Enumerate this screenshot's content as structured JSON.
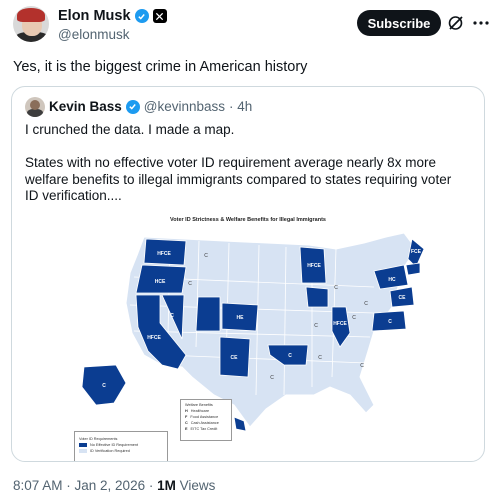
{
  "post": {
    "author_name": "Elon Musk",
    "author_handle": "@elonmusk",
    "subscribe_label": "Subscribe",
    "text": "Yes, it is the biggest crime in American history",
    "timestamp": "8:07 AM · Jan 2, 2026 ·",
    "views_count": "1M",
    "views_label": "Views"
  },
  "quoted": {
    "author_name": "Kevin Bass",
    "author_handle": "@kevinnbass",
    "age": "· 4h",
    "line1": "I crunched the data. I made a map.",
    "body": "States with no effective voter ID requirement average nearly 8x more welfare benefits to illegal immigrants compared to states requiring voter ID verification....",
    "map": {
      "title": "Voter ID Strictness & Welfare Benefits for Illegal Immigrants",
      "legend_id_title": "Voter ID Requirements",
      "legend_id_none": "No Effective ID Requirement",
      "legend_id_required": "ID Verification Required",
      "legend_benefit_title": "Welfare Benefits",
      "benefit_h": "Healthcare",
      "benefit_f": "Food Assistance",
      "benefit_c": "Cash Assistance",
      "benefit_e": "EITC Tax Credit",
      "key_h": "H",
      "key_f": "F",
      "key_c": "C",
      "key_e": "E",
      "dark_color": "#0b3d91",
      "light_color": "#d7e3f3",
      "labels": {
        "wa": "HFCE",
        "or": "HCE",
        "ca": "HFCE",
        "co": "HE",
        "nm": "CE",
        "ok": "C",
        "mn": "HFCE",
        "il": "HFCE",
        "me": "FCE",
        "ny": "HC",
        "mt": "C",
        "id": "C",
        "tx": "C",
        "ar": "C",
        "mo": "C",
        "oh": "C",
        "wi": "C",
        "in": "C",
        "ga": "C",
        "pa": "CE",
        "va": "C",
        "ak": "C",
        "nv": "C"
      }
    }
  }
}
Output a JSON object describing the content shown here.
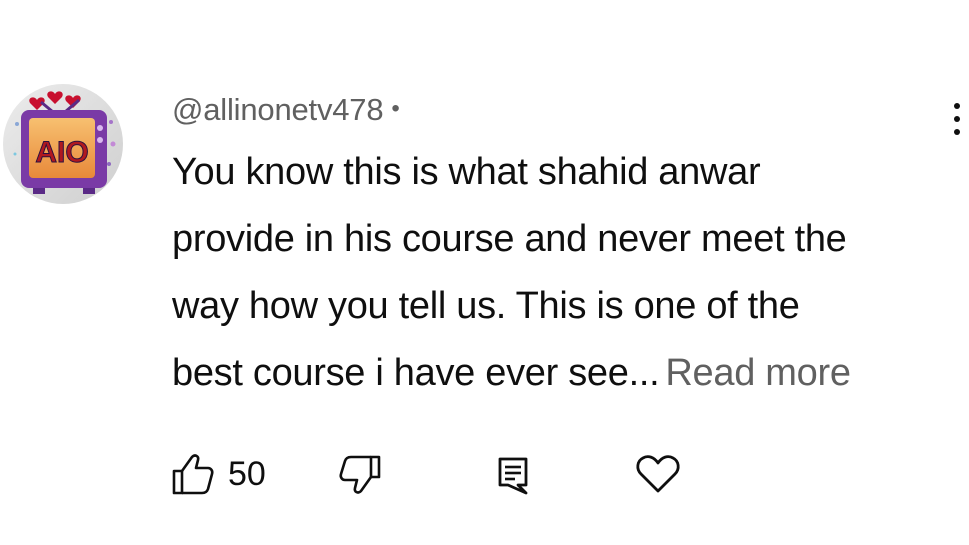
{
  "comment": {
    "author": "@allinonetv478",
    "separator": "•",
    "text_lines": [
      "You know this is what shahid anwar",
      "provide in his course and never meet the",
      "way how you tell us. This is one of the",
      "best course i have ever see..."
    ],
    "read_more_label": "Read more",
    "avatar_text": "AIO",
    "like_count": "50"
  },
  "icons": {
    "like": "thumbs-up-icon",
    "dislike": "thumbs-down-icon",
    "reply": "reply-comment-icon",
    "heart": "heart-icon",
    "more": "vertical-ellipsis-icon"
  },
  "colors": {
    "text_primary": "#0f0f0f",
    "text_secondary": "#606060",
    "avatar_bg": "#d8d8d8",
    "avatar_tv": "#7a3aa6",
    "avatar_screen": "#f2a245",
    "avatar_hearts": "#c8102e"
  }
}
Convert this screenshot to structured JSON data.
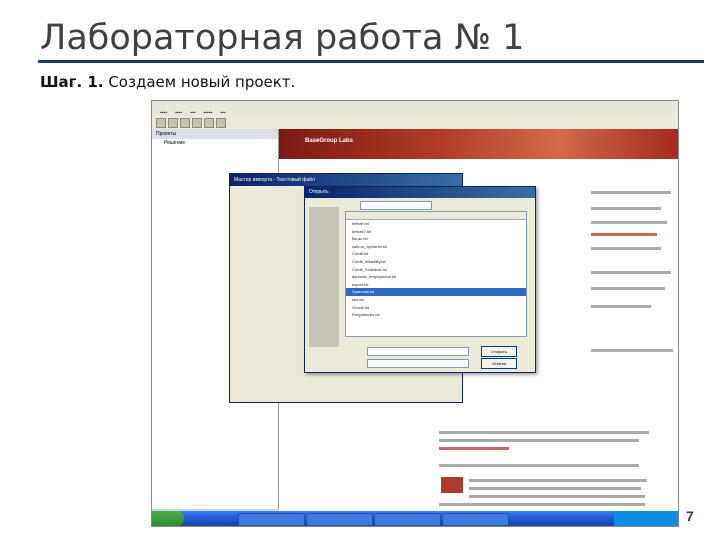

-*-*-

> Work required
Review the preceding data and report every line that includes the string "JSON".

> Answer below
Enumerate this screenshot's content as structured JSON.
Output a JSON object describing the content shown here.
Convert this screenshot to structured JSON data.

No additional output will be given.